─── RECORDS FOR THIS TASK
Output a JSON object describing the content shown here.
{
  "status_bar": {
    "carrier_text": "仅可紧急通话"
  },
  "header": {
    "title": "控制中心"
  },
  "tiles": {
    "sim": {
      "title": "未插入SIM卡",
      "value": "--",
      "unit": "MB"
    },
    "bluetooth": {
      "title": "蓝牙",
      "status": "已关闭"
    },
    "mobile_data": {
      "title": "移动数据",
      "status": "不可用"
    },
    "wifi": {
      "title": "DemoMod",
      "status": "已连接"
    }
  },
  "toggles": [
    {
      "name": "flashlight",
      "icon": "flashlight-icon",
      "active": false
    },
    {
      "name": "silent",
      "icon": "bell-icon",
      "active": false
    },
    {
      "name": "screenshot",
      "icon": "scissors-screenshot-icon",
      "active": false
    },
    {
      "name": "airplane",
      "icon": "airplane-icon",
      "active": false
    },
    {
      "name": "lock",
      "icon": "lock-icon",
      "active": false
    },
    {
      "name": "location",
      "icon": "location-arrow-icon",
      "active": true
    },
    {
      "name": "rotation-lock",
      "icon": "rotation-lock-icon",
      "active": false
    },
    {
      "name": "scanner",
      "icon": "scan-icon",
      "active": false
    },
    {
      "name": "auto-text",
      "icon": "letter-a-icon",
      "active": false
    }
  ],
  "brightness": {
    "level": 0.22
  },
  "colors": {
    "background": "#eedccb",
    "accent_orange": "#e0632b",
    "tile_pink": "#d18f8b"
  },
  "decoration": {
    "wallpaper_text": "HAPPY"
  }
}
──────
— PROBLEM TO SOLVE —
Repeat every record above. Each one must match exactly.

— THE ANSWER —
Output a JSON object describing the content shown here.
{
  "status_bar": {
    "carrier_text": "仅可紧急通话"
  },
  "header": {
    "title": "控制中心"
  },
  "tiles": {
    "sim": {
      "title": "未插入SIM卡",
      "value": "--",
      "unit": "MB"
    },
    "bluetooth": {
      "title": "蓝牙",
      "status": "已关闭"
    },
    "mobile_data": {
      "title": "移动数据",
      "status": "不可用"
    },
    "wifi": {
      "title": "DemoMod",
      "status": "已连接"
    }
  },
  "toggles": [
    {
      "name": "flashlight",
      "icon": "flashlight-icon",
      "active": false
    },
    {
      "name": "silent",
      "icon": "bell-icon",
      "active": false
    },
    {
      "name": "screenshot",
      "icon": "scissors-screenshot-icon",
      "active": false
    },
    {
      "name": "airplane",
      "icon": "airplane-icon",
      "active": false
    },
    {
      "name": "lock",
      "icon": "lock-icon",
      "active": false
    },
    {
      "name": "location",
      "icon": "location-arrow-icon",
      "active": true
    },
    {
      "name": "rotation-lock",
      "icon": "rotation-lock-icon",
      "active": false
    },
    {
      "name": "scanner",
      "icon": "scan-icon",
      "active": false
    },
    {
      "name": "auto-text",
      "icon": "letter-a-icon",
      "active": false
    }
  ],
  "brightness": {
    "level": 0.22
  },
  "colors": {
    "background": "#eedccb",
    "accent_orange": "#e0632b",
    "tile_pink": "#d18f8b"
  },
  "decoration": {
    "wallpaper_text": "HAPPY"
  }
}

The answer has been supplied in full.